• EXERCISE DETAILS
Go through the lines below and tally those containing the string "Fall". Respond with the number only.

(Data extracted from a collection)
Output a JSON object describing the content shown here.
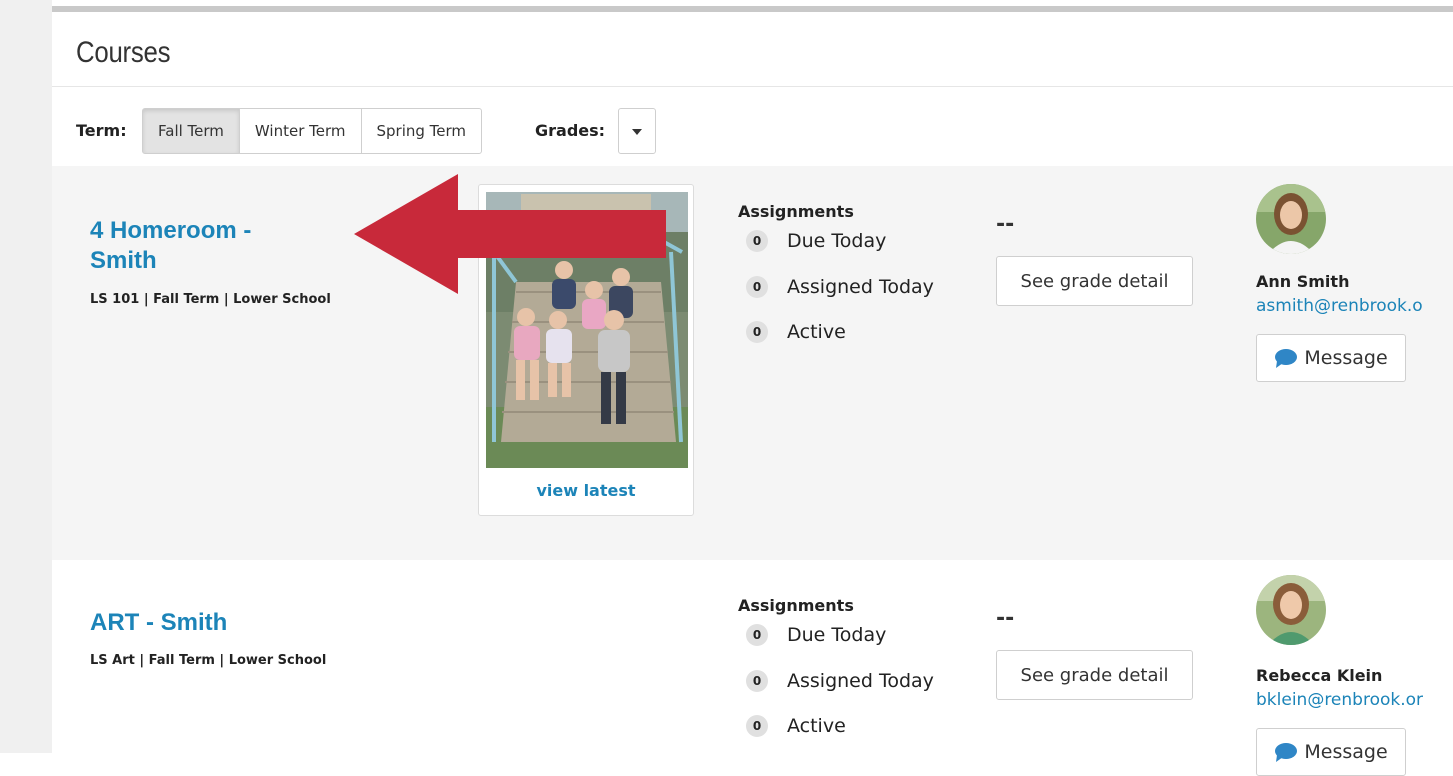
{
  "page": {
    "title": "Courses"
  },
  "filters": {
    "term_label": "Term:",
    "terms": [
      "Fall Term",
      "Winter Term",
      "Spring Term"
    ],
    "active_term": "Fall Term",
    "grades_label": "Grades:"
  },
  "courses": [
    {
      "title_line1": "4 Homeroom -",
      "title_line2": "Smith",
      "meta": "LS 101 | Fall Term | Lower School",
      "photo_link": "view latest",
      "assignments": {
        "heading": "Assignments",
        "items": [
          {
            "count": "0",
            "label": "Due Today"
          },
          {
            "count": "0",
            "label": "Assigned Today"
          },
          {
            "count": "0",
            "label": "Active"
          }
        ]
      },
      "grade": "--",
      "grade_button": "See grade detail",
      "teacher": {
        "name": "Ann Smith",
        "email": "asmith@renbrook.o",
        "message_label": "Message"
      }
    },
    {
      "title_line1": "ART - Smith",
      "meta": "LS Art | Fall Term | Lower School",
      "assignments": {
        "heading": "Assignments",
        "items": [
          {
            "count": "0",
            "label": "Due Today"
          },
          {
            "count": "0",
            "label": "Assigned Today"
          },
          {
            "count": "0",
            "label": "Active"
          }
        ]
      },
      "grade": "--",
      "grade_button": "See grade detail",
      "teacher": {
        "name": "Rebecca Klein",
        "email": "bklein@renbrook.or",
        "message_label": "Message"
      }
    }
  ],
  "annotation": {
    "arrow_color": "#c8293a",
    "icon": "arrow-left-icon"
  },
  "colors": {
    "link": "#1c84b8",
    "row_alt": "#f5f5f5",
    "message_icon": "#2f86c6"
  },
  "icons": {
    "message": "chat-bubble-icon",
    "dropdown": "caret-down-icon"
  }
}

• RESULT OF THE TASK
4